- To do -
Please find every line in the entries below that contains the string "intro", and copy it.

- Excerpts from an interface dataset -
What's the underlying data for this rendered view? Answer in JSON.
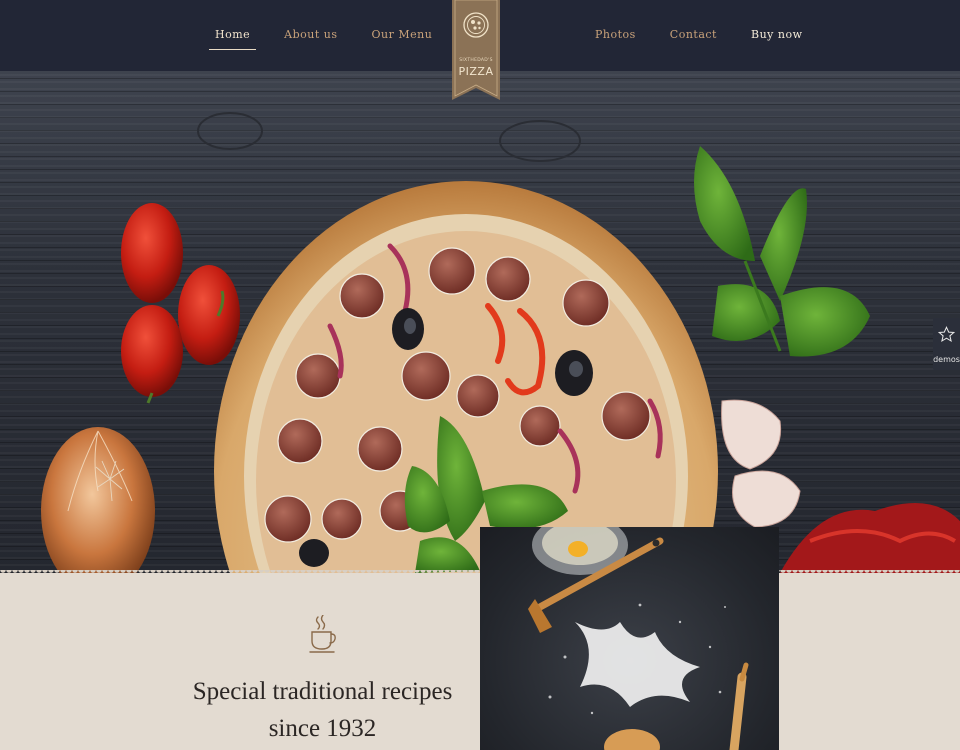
{
  "header": {
    "nav_left": [
      {
        "label": "Home",
        "active": true
      },
      {
        "label": "About us",
        "active": false
      },
      {
        "label": "Our Menu",
        "active": false
      }
    ],
    "nav_right": [
      {
        "label": "Photos"
      },
      {
        "label": "Contact"
      },
      {
        "label": "Buy now"
      }
    ],
    "logo": {
      "line1": "SIXTHEDAD'S",
      "line2": "PIZZA",
      "icon": "pizza-icon"
    }
  },
  "hero": {
    "image": "pizza-on-dark-wood-table"
  },
  "demos": {
    "label": "demos",
    "icon": "star-icon"
  },
  "intro": {
    "icon": "coffee-cup-icon",
    "headline_line1": "Special traditional recipes",
    "headline_line2": "since 1932"
  },
  "colors": {
    "header_bg": "#222636",
    "nav_link": "#c9a27a",
    "paper_bg": "#e3dbd1",
    "accent": "#8a6a4a"
  }
}
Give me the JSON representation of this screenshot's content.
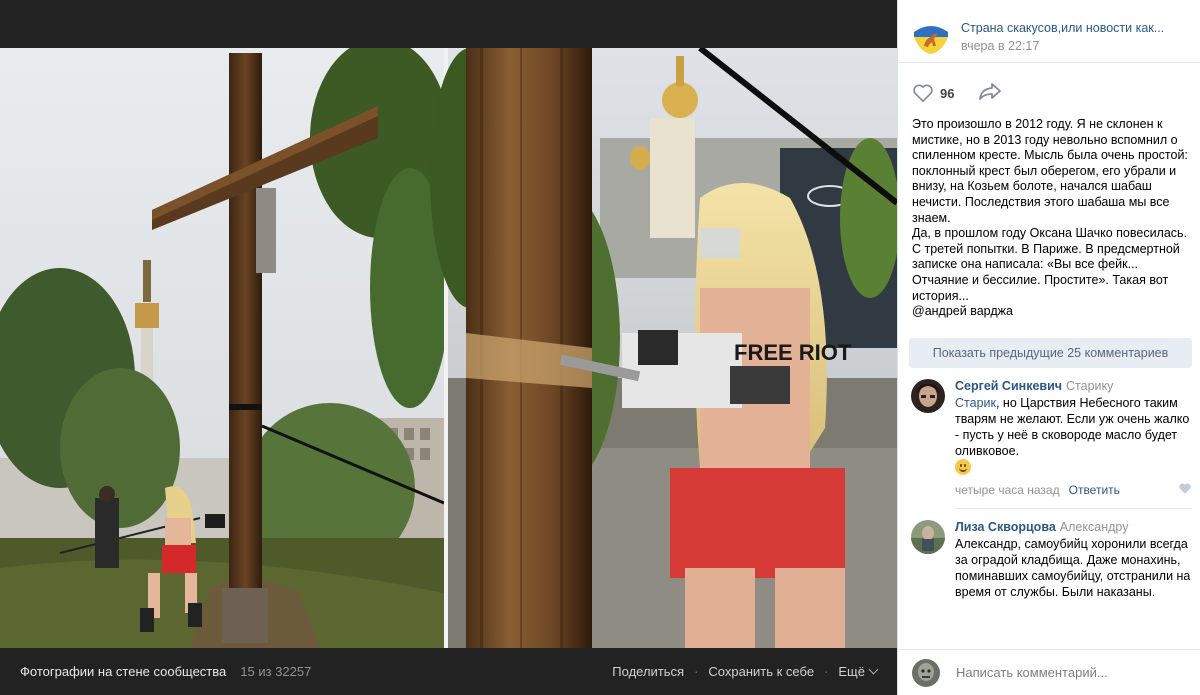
{
  "viewer": {
    "album": "Фотографии на стене сообщества",
    "counter": "15 из 32257",
    "share_label": "Поделиться",
    "save_label": "Сохранить к себе",
    "more_label": "Ещё",
    "photo_text": "FREE RIOT"
  },
  "post": {
    "community_name": "Страна скакусов,или новости как...",
    "time": "вчера в 22:17",
    "like_count": "96",
    "text": [
      "Это произошло в 2012 году. Я не склонен к мистике, но в 2013 году невольно вспомнил о спиленном кресте. Мысль была очень простой: поклонный крест был оберегом, его убрали и внизу, на Козьем болоте, начался шабаш нечисти. Последствия этого шабаша мы все знаем.",
      "Да, в прошлом году Оксана Шачко повесилась. С третей попытки. В Париже. В предсмертной записке она написала: «Вы все фейк... Отчаяние и бессилие. Простите». Такая вот история...",
      "@андрей варджа"
    ]
  },
  "comments": {
    "show_previous": "Показать предыдущие 25 комментариев",
    "items": [
      {
        "author": "Сергей Синкевич",
        "reply_to": "Старику",
        "addressee": "Старик",
        "text": ", но Царствия Небесного таким тварям не желают. Если уж очень жалко - пусть у неё в сковороде масло будет оливковое.",
        "time": "четыре часа назад",
        "reply_label": "Ответить"
      },
      {
        "author": "Лиза Скворцова",
        "reply_to": "Александру",
        "addressee": "",
        "text": "Александр, самоубийц хоронили всегда за оградой кладбища. Даже монахинь, поминавших самоубийцу, отстранили на время от службы. Были наказаны.",
        "time": "",
        "reply_label": ""
      }
    ]
  },
  "compose": {
    "placeholder": "Написать комментарий..."
  },
  "colors": {
    "link": "#2a5885",
    "accent_button_bg": "#e8edf3",
    "viewer_bg": "#222222"
  }
}
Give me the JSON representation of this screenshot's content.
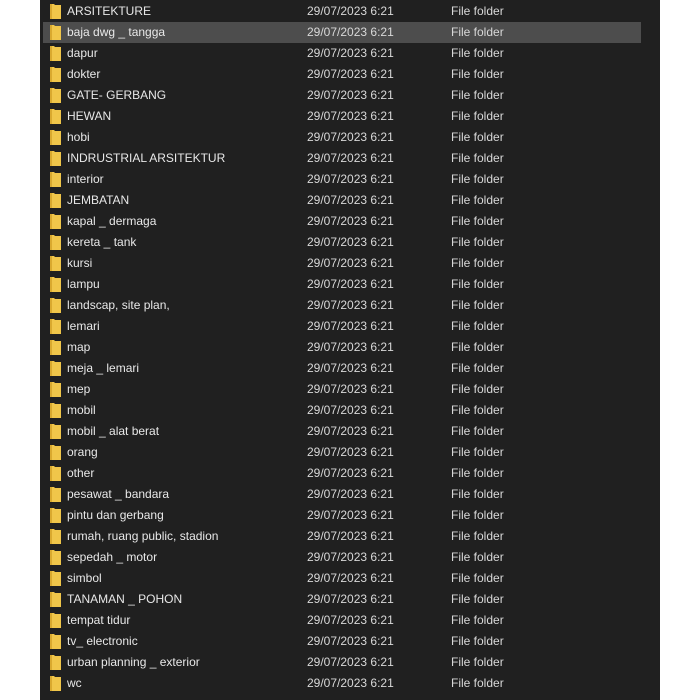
{
  "colors": {
    "background": "#202020",
    "selected": "#4d4d4d",
    "folder": "#f0c64a"
  },
  "selected_index": 1,
  "files": [
    {
      "name": "ARSITEKTURE",
      "date": "29/07/2023 6:21",
      "type": "File folder"
    },
    {
      "name": "baja dwg _ tangga",
      "date": "29/07/2023 6:21",
      "type": "File folder"
    },
    {
      "name": "dapur",
      "date": "29/07/2023 6:21",
      "type": "File folder"
    },
    {
      "name": "dokter",
      "date": "29/07/2023 6:21",
      "type": "File folder"
    },
    {
      "name": "GATE- GERBANG",
      "date": "29/07/2023 6:21",
      "type": "File folder"
    },
    {
      "name": "HEWAN",
      "date": "29/07/2023 6:21",
      "type": "File folder"
    },
    {
      "name": "hobi",
      "date": "29/07/2023 6:21",
      "type": "File folder"
    },
    {
      "name": "INDRUSTRIAL ARSITEKTUR",
      "date": "29/07/2023 6:21",
      "type": "File folder"
    },
    {
      "name": "interior",
      "date": "29/07/2023 6:21",
      "type": "File folder"
    },
    {
      "name": "JEMBATAN",
      "date": "29/07/2023 6:21",
      "type": "File folder"
    },
    {
      "name": "kapal _ dermaga",
      "date": "29/07/2023 6:21",
      "type": "File folder"
    },
    {
      "name": "kereta _ tank",
      "date": "29/07/2023 6:21",
      "type": "File folder"
    },
    {
      "name": "kursi",
      "date": "29/07/2023 6:21",
      "type": "File folder"
    },
    {
      "name": "lampu",
      "date": "29/07/2023 6:21",
      "type": "File folder"
    },
    {
      "name": "landscap, site plan,",
      "date": "29/07/2023 6:21",
      "type": "File folder"
    },
    {
      "name": "lemari",
      "date": "29/07/2023 6:21",
      "type": "File folder"
    },
    {
      "name": "map",
      "date": "29/07/2023 6:21",
      "type": "File folder"
    },
    {
      "name": "meja _ lemari",
      "date": "29/07/2023 6:21",
      "type": "File folder"
    },
    {
      "name": "mep",
      "date": "29/07/2023 6:21",
      "type": "File folder"
    },
    {
      "name": "mobil",
      "date": "29/07/2023 6:21",
      "type": "File folder"
    },
    {
      "name": "mobil _ alat berat",
      "date": "29/07/2023 6:21",
      "type": "File folder"
    },
    {
      "name": "orang",
      "date": "29/07/2023 6:21",
      "type": "File folder"
    },
    {
      "name": "other",
      "date": "29/07/2023 6:21",
      "type": "File folder"
    },
    {
      "name": "pesawat _ bandara",
      "date": "29/07/2023 6:21",
      "type": "File folder"
    },
    {
      "name": "pintu dan gerbang",
      "date": "29/07/2023 6:21",
      "type": "File folder"
    },
    {
      "name": "rumah, ruang public, stadion",
      "date": "29/07/2023 6:21",
      "type": "File folder"
    },
    {
      "name": "sepedah _ motor",
      "date": "29/07/2023 6:21",
      "type": "File folder"
    },
    {
      "name": "simbol",
      "date": "29/07/2023 6:21",
      "type": "File folder"
    },
    {
      "name": "TANAMAN _ POHON",
      "date": "29/07/2023 6:21",
      "type": "File folder"
    },
    {
      "name": "tempat tidur",
      "date": "29/07/2023 6:21",
      "type": "File folder"
    },
    {
      "name": "tv_ electronic",
      "date": "29/07/2023 6:21",
      "type": "File folder"
    },
    {
      "name": "urban planning _ exterior",
      "date": "29/07/2023 6:21",
      "type": "File folder"
    },
    {
      "name": "wc",
      "date": "29/07/2023 6:21",
      "type": "File folder"
    }
  ]
}
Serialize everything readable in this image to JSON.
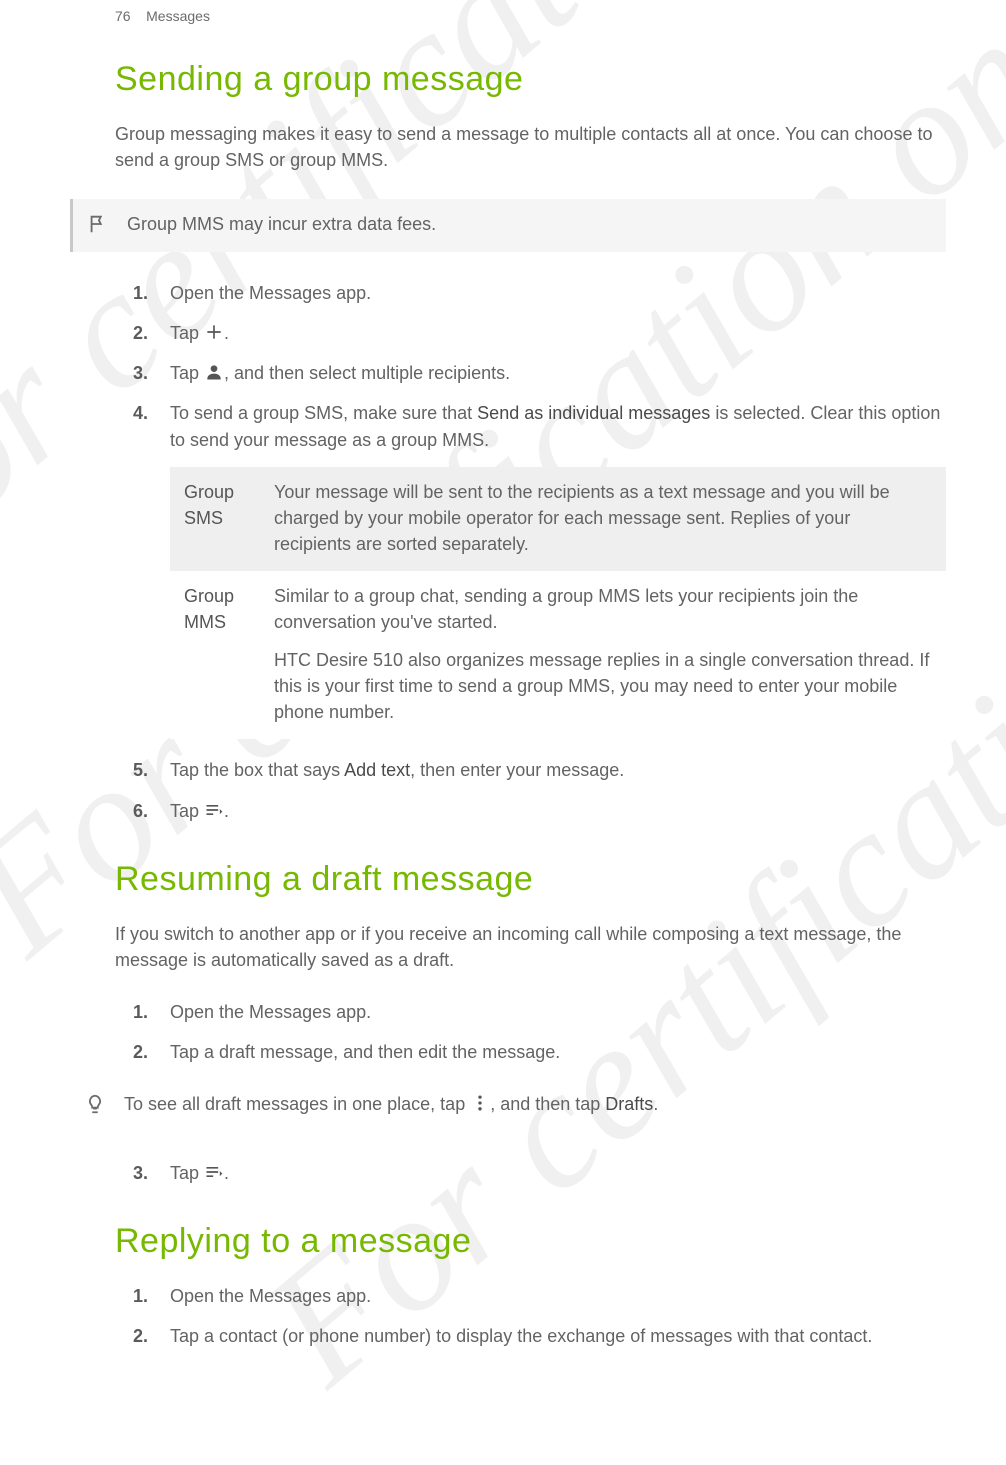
{
  "header": {
    "page": "76",
    "section": "Messages"
  },
  "watermark": "For certification only",
  "s1": {
    "title": "Sending a group message",
    "intro": "Group messaging makes it easy to send a message to multiple contacts all at once. You can choose to send a group SMS or group MMS.",
    "callout": "Group MMS may incur extra data fees.",
    "steps": {
      "1": "Open the Messages app.",
      "2a": "Tap ",
      "2b": ".",
      "3a": "Tap ",
      "3b": ", and then select multiple recipients.",
      "4a": "To send a group SMS, make sure that ",
      "4bold": "Send as individual messages",
      "4b": " is selected. Clear this option to send your message as a group MMS.",
      "5a": "Tap the box that says ",
      "5bold": "Add text",
      "5b": ", then enter your message.",
      "6a": "Tap ",
      "6b": "."
    },
    "table": {
      "r1": {
        "label": "Group SMS",
        "text": "Your message will be sent to the recipients as a text message and you will be charged by your mobile operator for each message sent. Replies of your recipients are sorted separately."
      },
      "r2": {
        "label": "Group MMS",
        "p1": "Similar to a group chat, sending a group MMS lets your recipients join the conversation you've started.",
        "p2": "HTC Desire 510 also organizes message replies in a single conversation thread. If this is your first time to send a group MMS, you may need to enter your mobile phone number."
      }
    }
  },
  "s2": {
    "title": "Resuming a draft message",
    "intro": "If you switch to another app or if you receive an incoming call while composing a text message, the message is automatically saved as a draft.",
    "steps": {
      "1": "Open the Messages app.",
      "2": "Tap a draft message, and then edit the message.",
      "3a": "Tap ",
      "3b": "."
    },
    "tip_a": "To see all draft messages in one place, tap ",
    "tip_b": ", and then tap ",
    "tip_bold": "Drafts",
    "tip_c": "."
  },
  "s3": {
    "title": "Replying to a message",
    "steps": {
      "1": "Open the Messages app.",
      "2": "Tap a contact (or phone number) to display the exchange of messages with that contact."
    }
  }
}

- Solution for this problem -
  "intro": {
    "intro": "Group messaging makes it easy to send a message to multiple contacts all at once. You can choose to send a group SMS or group MMS.",
    "intro": "If you switch to another app or if you receive an incoming call while composing a text message, the message is automatically saved as a draft.",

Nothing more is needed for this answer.